I very much agree with the committee and the Government that we must do everything we can to achieve continued involvement with Europol at the highest levels. My noble friend Lord Anderson of Swansea made reference to the lack of influence that must come over time from not being part of the governance arrangements of various bodies, and the detrimental effect that that will have. My noble friend Lord Judd highlighted the precarious situation we find ourselves in and how important it is to play our part in strategic activities. Can the Minister outline what ongoing work is taking place to deliver the closest possible engagement with Europol? Are we going to seek a special agreement whereby we can maintain our current contribution and involvement with this important organisation? Will she confirm that it is still the Government’s position that, with regard to Europol, Union? If that is the case, that to me is regrettable political dogma.

The European arrest warrant has proved to be a very valuable tool at the disposal of all member states, as referred to by my noble friend Lord Anderson of Swansea and other noble Lords. It has ensured the arrest and swift return to the UK of individuals wanted for crimes committed here, and reciprocal arrangements through which we have been able to arrest people and return them to European Union countries where they are wanted for offences committed abroad. I have listed before the numerous cases where swift justice has been helped by our being part of the scheme. My noble friend Lord Soley raised the challenge we could face regarding the European arrest warrant and our status as a third country. Again, no one but the criminals will benefit. Can the Minister confirm that the Government are doing everything possible to ensure that we do not fall back to the pre-European arrest warrant arrangements?

Noble Lords will remember references to the Costa del Crime, with criminals wanted in relation to serious offences in the UK hiding in plain sight in Spain and other countries. We cannot allow a return to that situation. The only people this would benefit, as I said, are criminals and terrorists. It would hurt law-abiding citizens who want to see people brought to justice quickly.

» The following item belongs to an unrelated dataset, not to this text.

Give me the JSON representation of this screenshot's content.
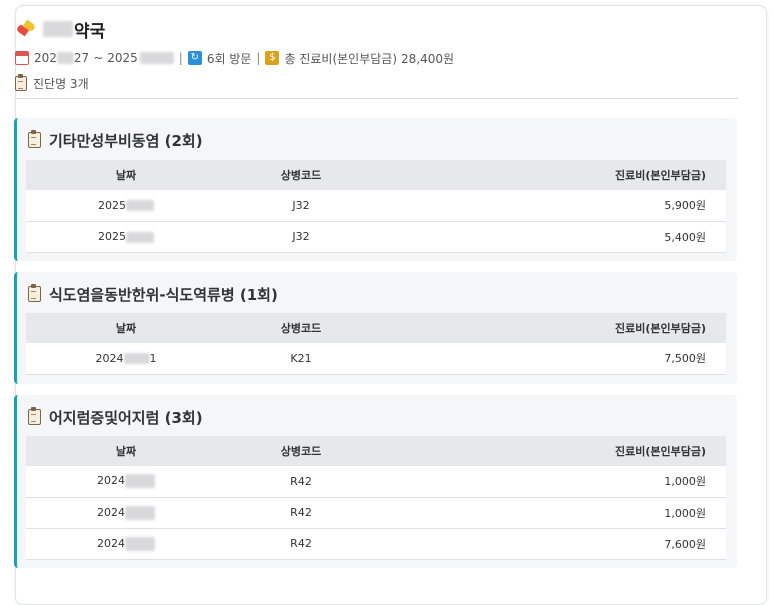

I agree very much with the Government about the need for a comprehensive agreement on security matters as referred to by virtually all noble Lords, including the noble Lord, Lord Bilimoria. The committee is suggesting other options only because of its concern that we could otherwise leave ourselves exposed if no agreement is reached. I agree about the importance of continued data sharing; the Data Protection Act 2018, bringing us in line with the GDPR regulations, is very welcome and clearly means that we start from a position where we are aligned. I join with the committee in commending the contingency planning work done by the Crown Prosecution Service, the Metropolitan Police, and the National Crime Agency and others in case the UK loses access to databases and other frameworks for security co-operation. But these organisations and the people working for them need to be better served by the politicians in charge of the process.

I agree with both the committee and the Government that dialogue is important in any future relationships regarding security matters. It is also important in the present arrangements but, today, we are able to have more formal engagement as well. It would be useful if the Minister could set out how the Government will seek to develop this new but inferior relationship.

The relationship between the United Kingdom and the Republic of Ireland is important in so many respects. Close co-operation between the police and security services needs to be handled carefully. Cross border co-operation on the island of Ireland has led to people being brought to justice for crimes committed, and to security threats being effectively dealt with to keep our citizens safe. We must ensure we never go backwards on that.

Finally, I again thank the noble Lord, Lord Jay, for enabling this debate on the committee’s report and I look forward to the Minister’s response.